floor. Over the fireplace hung a rare Madonna; a landscape by a popular Armenian artist, and a Dutch harbor by Peniers hung on the walls at the side. In a corner of the room, under a floor lamp, was a piano. Oriental delight in bright colorings was apparent, but the ensemble was tasteful and subdued.
The shepherd waited, standing, in the center of the room until his employer entered and gave him the Easter morning greeting which Armenia has preserved since the world was young:
“Christ is risen from the dead, my good Vartabed!”
“Blessed be the resurrection of Christ,” the old man replied, as the custom dictates. Then he spoke, with an earnestness which the other man quickly detected, of that which had brought him to the house.

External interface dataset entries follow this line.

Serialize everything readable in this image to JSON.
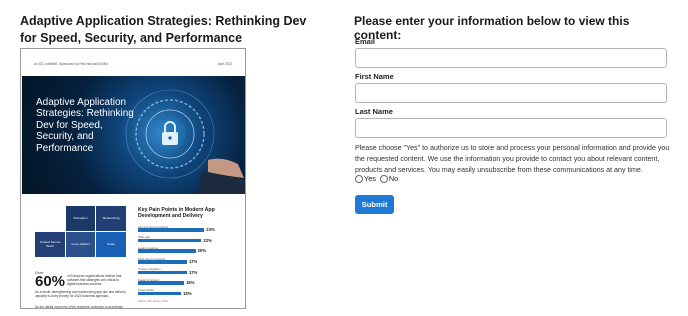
{
  "content": {
    "title": "Adaptive Application Strategies: Rethinking Dev for Speed, Security, and Performance",
    "thumbnail": {
      "header_left": "An IDC InfoBrief, Sponsored by Red Hat and NGINX",
      "header_right": "April 2022",
      "hero_title": "Adaptive Application Strategies: Rethinking Dev for Speed, Security, and Performance",
      "grid_cells": [
        "Disruption",
        "Modernizing",
        "Trusted Secure Build",
        "Go-to-Market",
        "Scale"
      ],
      "stat_intro": "Over",
      "stat_value": "60%",
      "stat_text": "of European organizations believe that software-first strategies are critical to digital business success.",
      "stat_text2": "As a result, strengthening and modernizing app dev and delivery capacity is a key priority for 2022 business agendas.",
      "bottom_text": "As the digital economy of the business continues to accelerate",
      "key_points": {
        "title": "Key Pain Points in Modern App Development and Delivery",
        "rows": [
          {
            "label": "Security and compliance",
            "value": "23%",
            "pct": 23
          },
          {
            "label": "Skills gap",
            "value": "22%",
            "pct": 22
          },
          {
            "label": "Legacy systems",
            "value": "20%",
            "pct": 20
          },
          {
            "label": "Multi-cloud complexity",
            "value": "17%",
            "pct": 17
          },
          {
            "label": "Tooling integration",
            "value": "17%",
            "pct": 17
          },
          {
            "label": "Speed of delivery",
            "value": "16%",
            "pct": 16
          },
          {
            "label": "Observability",
            "value": "15%",
            "pct": 15
          }
        ],
        "footnote": "Source: IDC Survey, 2022"
      }
    }
  },
  "form": {
    "heading": "Please enter your information below to view this content:",
    "email_label": "Email",
    "email_value": "",
    "first_name_label": "First Name",
    "first_name_value": "",
    "last_name_label": "Last Name",
    "last_name_value": "",
    "consent_text": "Please choose \"Yes\" to authorize us to store and process your personal information and provide you the requested content. We use the information you provide to contact you about relevant content, products and services. You may easily unsubscribe from these communications at any time.",
    "yes_label": "Yes",
    "no_label": "No",
    "submit_label": "Submit"
  },
  "colors": {
    "accent": "#1f7ad6",
    "hero_dark": "#06213f",
    "bar": "#1e6db8"
  }
}
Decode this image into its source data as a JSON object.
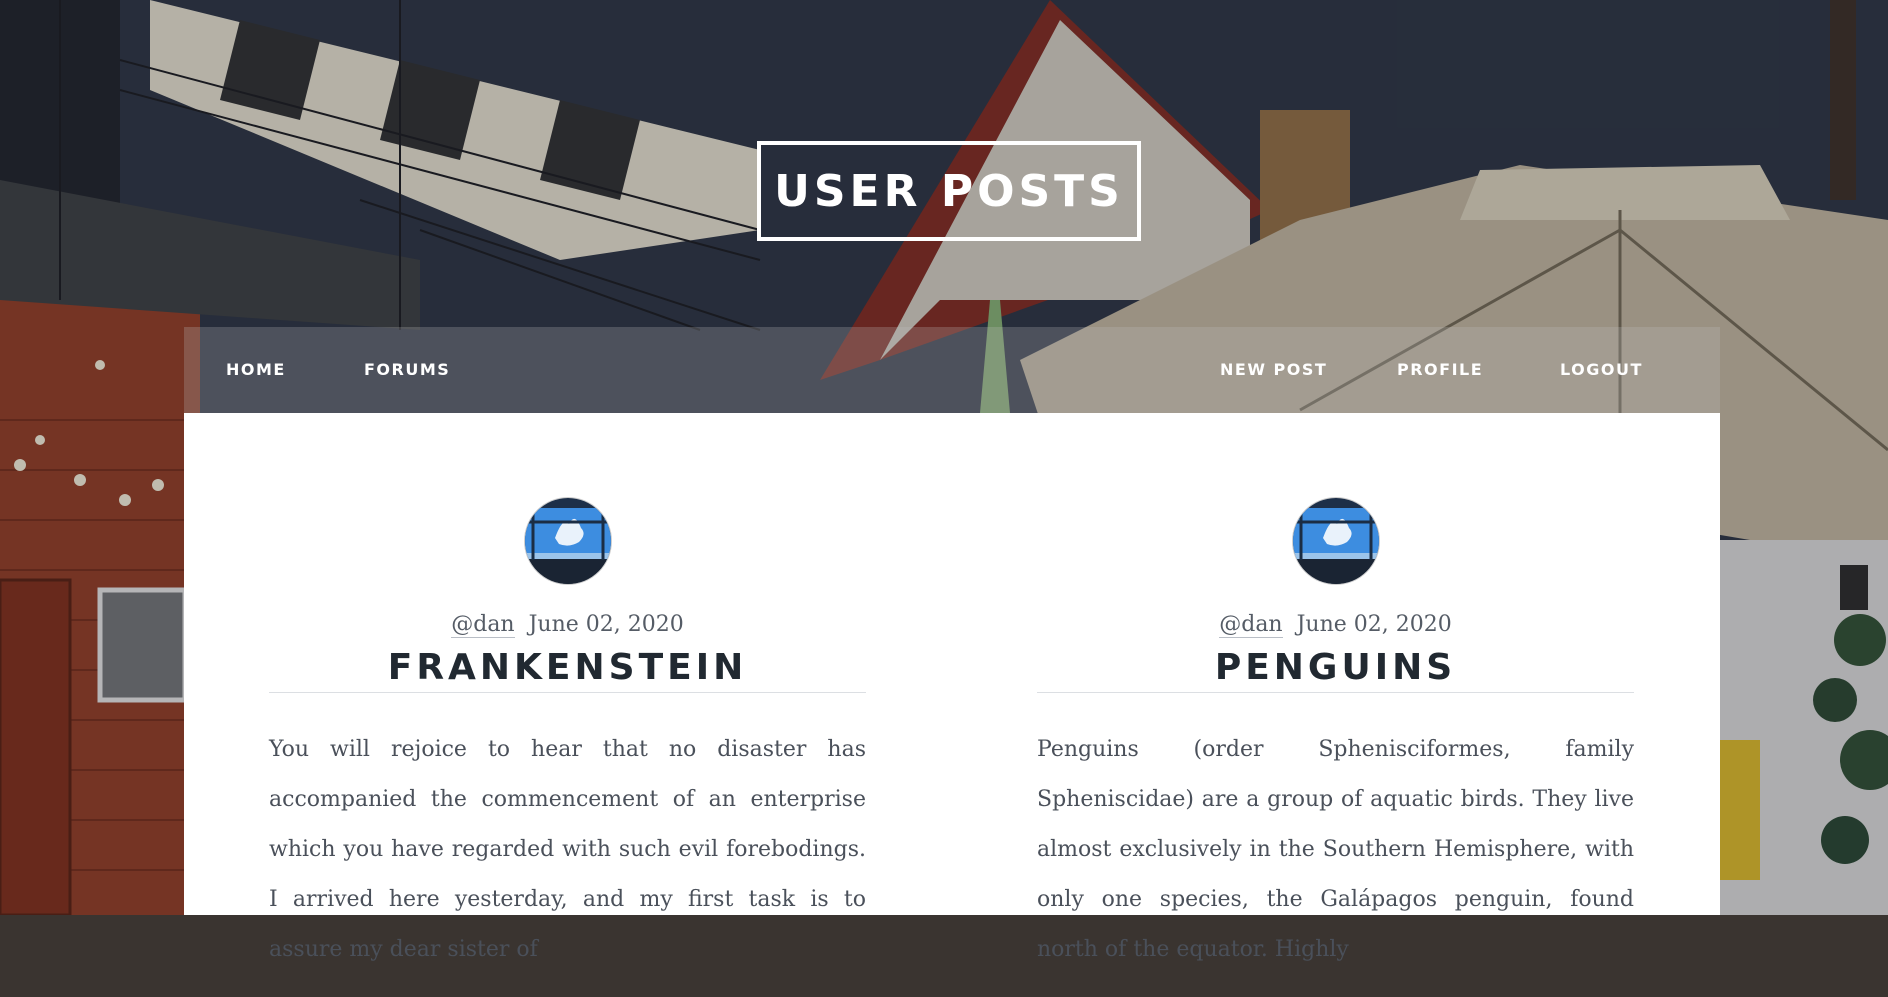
{
  "header": {
    "title": "User Posts"
  },
  "nav": {
    "left": [
      {
        "label": "Home"
      },
      {
        "label": "Forums"
      }
    ],
    "right": [
      {
        "label": "New Post"
      },
      {
        "label": "Profile"
      },
      {
        "label": "Logout"
      }
    ]
  },
  "posts": [
    {
      "author": "@dan",
      "date": "June 02, 2020",
      "title": "Frankenstein",
      "body": "You will rejoice to hear that no disaster has accompanied the commencement of an enterprise which you have regarded with such evil forebodings. I arrived here yesterday, and my first task is to assure my dear sister of"
    },
    {
      "author": "@dan",
      "date": "June 02, 2020",
      "title": "Penguins",
      "body": "Penguins (order Sphenisciformes, family Spheniscidae) are a group of aquatic birds. They live almost exclusively in the Southern Hemisphere, with only one species, the Galápagos penguin, found north of the equator. Highly"
    }
  ],
  "colors": {
    "accent_text": "#212931",
    "nav_bg": "rgba(190,190,190,0.25)",
    "card_bg": "#ffffff"
  }
}
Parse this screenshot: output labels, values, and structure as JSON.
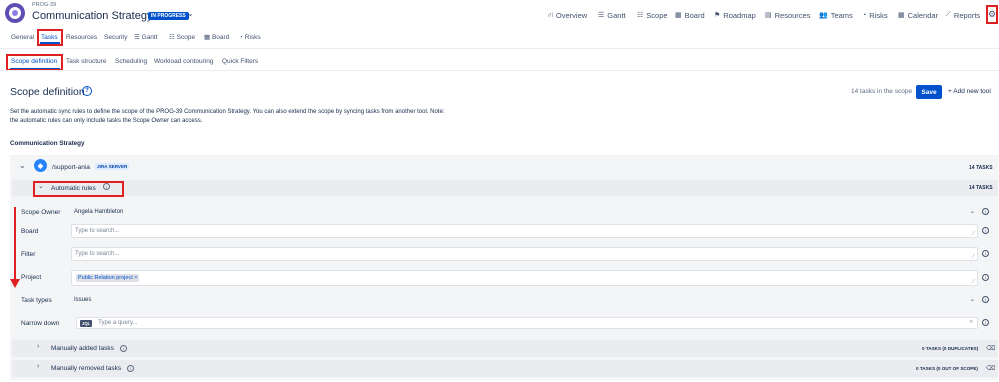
{
  "header": {
    "project_key": "PROG-39",
    "title": "Communication Strategy",
    "status": "IN PROGRESS",
    "nav": [
      {
        "icon": "hierarchy-icon",
        "glyph": "⛙",
        "label": "Overview"
      },
      {
        "icon": "gantt-icon",
        "glyph": "☰",
        "label": "Gantt"
      },
      {
        "icon": "scope-icon",
        "glyph": "☷",
        "label": "Scope"
      },
      {
        "icon": "board-icon",
        "glyph": "▦",
        "label": "Board"
      },
      {
        "icon": "roadmap-icon",
        "glyph": "⚑",
        "label": "Roadmap"
      },
      {
        "icon": "resources-icon",
        "glyph": "▤",
        "label": "Resources"
      },
      {
        "icon": "teams-icon",
        "glyph": "👥",
        "label": "Teams"
      },
      {
        "icon": "risks-icon",
        "glyph": "◔",
        "label": "Risks"
      },
      {
        "icon": "calendar-icon",
        "glyph": "▦",
        "label": "Calendar"
      },
      {
        "icon": "reports-icon",
        "glyph": "⟋",
        "label": "Reports"
      }
    ]
  },
  "tabs": {
    "general": "General",
    "tasks": "Tasks",
    "resources": "Resources",
    "security": "Security",
    "gantt": "Gantt",
    "scope": "Scope",
    "board": "Board",
    "risks": "Risks"
  },
  "subtabs": {
    "scope_definition": "Scope definition",
    "task_structure": "Task structure",
    "scheduling": "Scheduling",
    "workload_contouring": "Workload contouring",
    "quick_filters": "Quick Filters"
  },
  "page": {
    "heading": "Scope definition",
    "help": "?",
    "task_count": "14 tasks in the scope",
    "save_label": "Save",
    "add_tool_label": "+ Add new tool",
    "description": "Set the automatic sync rules to define the scope of the PROG-39 Communication Strategy. You can also extend the scope by syncing tasks from another tool. Note: the automatic rules can only include tasks the Scope Owner can access.",
    "section_label": "Communication Strategy"
  },
  "source": {
    "name": "/support-ania",
    "badge": "JIRA SERVER",
    "count": "14 TASKS"
  },
  "rules": {
    "label": "Automatic rules",
    "count": "14 TASKS",
    "info": "i",
    "fields": {
      "scope_owner": {
        "label": "Scope Owner",
        "value": "Angela Hambleton"
      },
      "board": {
        "label": "Board",
        "placeholder": "Type to search..."
      },
      "filter": {
        "label": "Filter",
        "placeholder": "Type to search..."
      },
      "project": {
        "label": "Project",
        "chip": "Public Relation project",
        "chip_remove": "×"
      },
      "task_types": {
        "label": "Task types",
        "value": "Issues"
      },
      "narrow_down": {
        "label": "Narrow down",
        "tag": "JQL",
        "placeholder": "Type a query..."
      }
    }
  },
  "bottom": {
    "manual_added": {
      "label": "Manually added tasks",
      "count": "0 TASKS (0 DUPLICATES)"
    },
    "manual_removed": {
      "label": "Manually removed tasks",
      "count": "0 TASKS (0 OUT OF SCOPE)"
    }
  }
}
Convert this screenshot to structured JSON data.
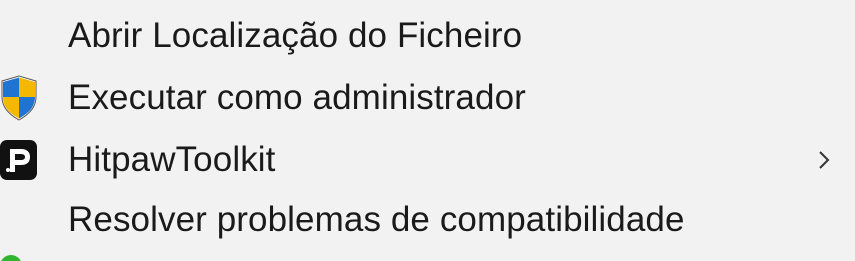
{
  "menu": {
    "items": [
      {
        "label": "Abrir Localização do Ficheiro",
        "icon": ""
      },
      {
        "label": "Executar como administrador",
        "icon": "uac-shield-icon"
      },
      {
        "label": "HitpawToolkit",
        "icon": "hitpaw-icon",
        "submenu": true
      },
      {
        "label": "Resolver problemas de compatibilidade",
        "icon": ""
      }
    ]
  },
  "colors": {
    "background": "#f2f2f2",
    "text": "#1a1a1a",
    "shield_blue": "#1f74d2",
    "shield_yellow": "#f5b800",
    "hitpaw_bg": "#111111",
    "partial_icon_green": "#2fb52f"
  }
}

It was a vision he had seen during the night. “ Our Saint Gregory appeared to me in my sleep and pressed his hand upon me heavily. ‘Awake, Old Vartabed; awake! Thy sheep are in danger, even though they be favored of God. Awake and save them!’ This, the good saint said to me. Hurriedly I arose, but when my old eyes were fully opened the vision was gone. I rushed out to the fold, but it was only I who disturbed the flock. They were resting peacefully.
“But I could not sleep again. Each time my eyes closed our Saint stood before me, seeming to reprove my idleness. At dawn I took my sheep to the hills—and then I remembered!”